Hi Yippee, you can get the book at the Taiwanese here.  If you can read Japanese, I am sure you can get it from   I don't believe it has an English version.   The Mandarin translation is because of the closeness of Taiwan to Japan.   

Speaking of Taiwan, I mentioned yesterday that Taiwan took silver medal at last years triennial Coupe du Monde de la Boulangerie.  The chef who was responsible for baguette/specialty breads section is Pao-Chun Wu from my hometwon, Kaohsiung, the second largest city in Taiwan.  The bread that won him the championship in the Asia qualifying tounament a year before the triennial event, as well as the 2008 event, is a creation incorporating a Taiwanese local dried fruit, longan, which was soaked in red wine then made into a Pain de Menage style of bread.  This chef was trained in Japan for 23 years!  On his Pasadena bakery website here, you can view a photo of this bread (click PRODUCT, then BREAD, then 2nd item from the drop down menu; there are 3 pages to view).  

Once again, a BIG thank you to you all for your encouragements.  It's lovely to hear from people of similar interest.  


Pain Partout's picture
Pain Partout

Shiao-Ping,  I thought your Wave Loaf was very attractive.  Both your loaves have a "Japanese Garden look", which I find beautiful.  

Technique was interesting, bringing in a croissant/"brioche touch" (brioche would be a much richer dough).     There's more than one way to make bread.  Yeast & water & flour (with other stuff) are capable of many creative breads.

I personally like a longer rising period to develop extra flavor in the bread.  Again, our cultures are different,...and all of us have our own preferences for flavor.  Not just "globally",...but also as individuals. Isn't that why most of us are posting at the Fresh Loaf? 

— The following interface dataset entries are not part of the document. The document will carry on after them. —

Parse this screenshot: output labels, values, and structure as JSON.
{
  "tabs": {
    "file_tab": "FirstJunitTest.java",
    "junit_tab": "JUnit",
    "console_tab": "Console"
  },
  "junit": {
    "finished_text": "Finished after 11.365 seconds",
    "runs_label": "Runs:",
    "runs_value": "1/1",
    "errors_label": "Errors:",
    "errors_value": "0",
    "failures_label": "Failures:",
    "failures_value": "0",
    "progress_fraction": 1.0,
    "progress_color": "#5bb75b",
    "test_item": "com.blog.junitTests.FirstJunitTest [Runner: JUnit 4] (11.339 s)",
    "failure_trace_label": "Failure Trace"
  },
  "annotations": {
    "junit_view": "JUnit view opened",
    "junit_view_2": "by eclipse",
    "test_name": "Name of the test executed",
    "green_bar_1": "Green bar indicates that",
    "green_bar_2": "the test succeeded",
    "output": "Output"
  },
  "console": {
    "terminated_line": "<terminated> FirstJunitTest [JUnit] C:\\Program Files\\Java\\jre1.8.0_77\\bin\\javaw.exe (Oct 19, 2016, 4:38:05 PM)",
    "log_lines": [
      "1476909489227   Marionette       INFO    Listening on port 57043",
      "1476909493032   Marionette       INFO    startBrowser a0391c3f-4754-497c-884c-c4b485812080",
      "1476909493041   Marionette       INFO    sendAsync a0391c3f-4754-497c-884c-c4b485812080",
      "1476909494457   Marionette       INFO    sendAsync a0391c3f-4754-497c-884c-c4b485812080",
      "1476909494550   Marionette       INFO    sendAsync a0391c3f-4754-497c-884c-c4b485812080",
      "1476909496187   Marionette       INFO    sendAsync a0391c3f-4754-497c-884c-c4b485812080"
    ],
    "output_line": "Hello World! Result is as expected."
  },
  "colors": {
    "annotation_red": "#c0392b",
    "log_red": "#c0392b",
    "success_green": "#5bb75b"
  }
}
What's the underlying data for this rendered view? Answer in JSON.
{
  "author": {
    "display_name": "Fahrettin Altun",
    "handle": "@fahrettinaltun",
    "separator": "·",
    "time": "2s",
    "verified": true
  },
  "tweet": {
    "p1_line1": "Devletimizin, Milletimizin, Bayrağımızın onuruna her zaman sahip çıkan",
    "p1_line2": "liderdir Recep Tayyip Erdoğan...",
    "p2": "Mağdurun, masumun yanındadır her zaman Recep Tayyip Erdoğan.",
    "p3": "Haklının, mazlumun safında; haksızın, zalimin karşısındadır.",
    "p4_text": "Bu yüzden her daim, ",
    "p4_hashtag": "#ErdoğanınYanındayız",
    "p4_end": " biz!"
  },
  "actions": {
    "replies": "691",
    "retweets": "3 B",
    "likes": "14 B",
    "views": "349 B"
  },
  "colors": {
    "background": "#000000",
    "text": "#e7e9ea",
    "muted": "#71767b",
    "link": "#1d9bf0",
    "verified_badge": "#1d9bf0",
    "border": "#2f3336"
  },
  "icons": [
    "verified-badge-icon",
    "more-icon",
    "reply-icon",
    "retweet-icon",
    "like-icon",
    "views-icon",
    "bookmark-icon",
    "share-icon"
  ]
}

  Thought your post was most interesting.  Results look great.  Any chance in the future for an English version of Nishikawa Takaaki's book?   You do MUCH better in English,...than I do in Japanese.

Shiao-Ping's picture

Hi Pan Partout

Thank you for your lovely comment.  I searched for Nishikawa Takaaki's books, but no luck there.  Japanese are very thorough; they give very detailed accounts with pictures as to how to make things.  To me, sometimes the photos alone are worth the price of a Japanese cookbook.  Unfortunately though I just don't think there will be demands for these Japanese chefs' cookbooks in English.

Thanks again for your comment.


Pain Partout's picture
Pain Partout

Thanks, for your research, and comments about Nishikawa Takaaki's books.  I have had a couple of Japanese cookbooks... which have been as you describe... "very thorough".  Unfortunately, a book with many good illustrations is often not sought by US publishing companies (even though these books are very rarely published in our country).   Sigh.  You are lucky to have such generous teachers.  All we bakers could certainly learn a lot from each other, around the globe.

Paddyscake's picture

The bread looks wonderful! The crust buttery, light and crispy. Are those pockets of butter? The crumb looks as though it has a bit of chew, not croissant like.

Very nice, Thanks for sharing..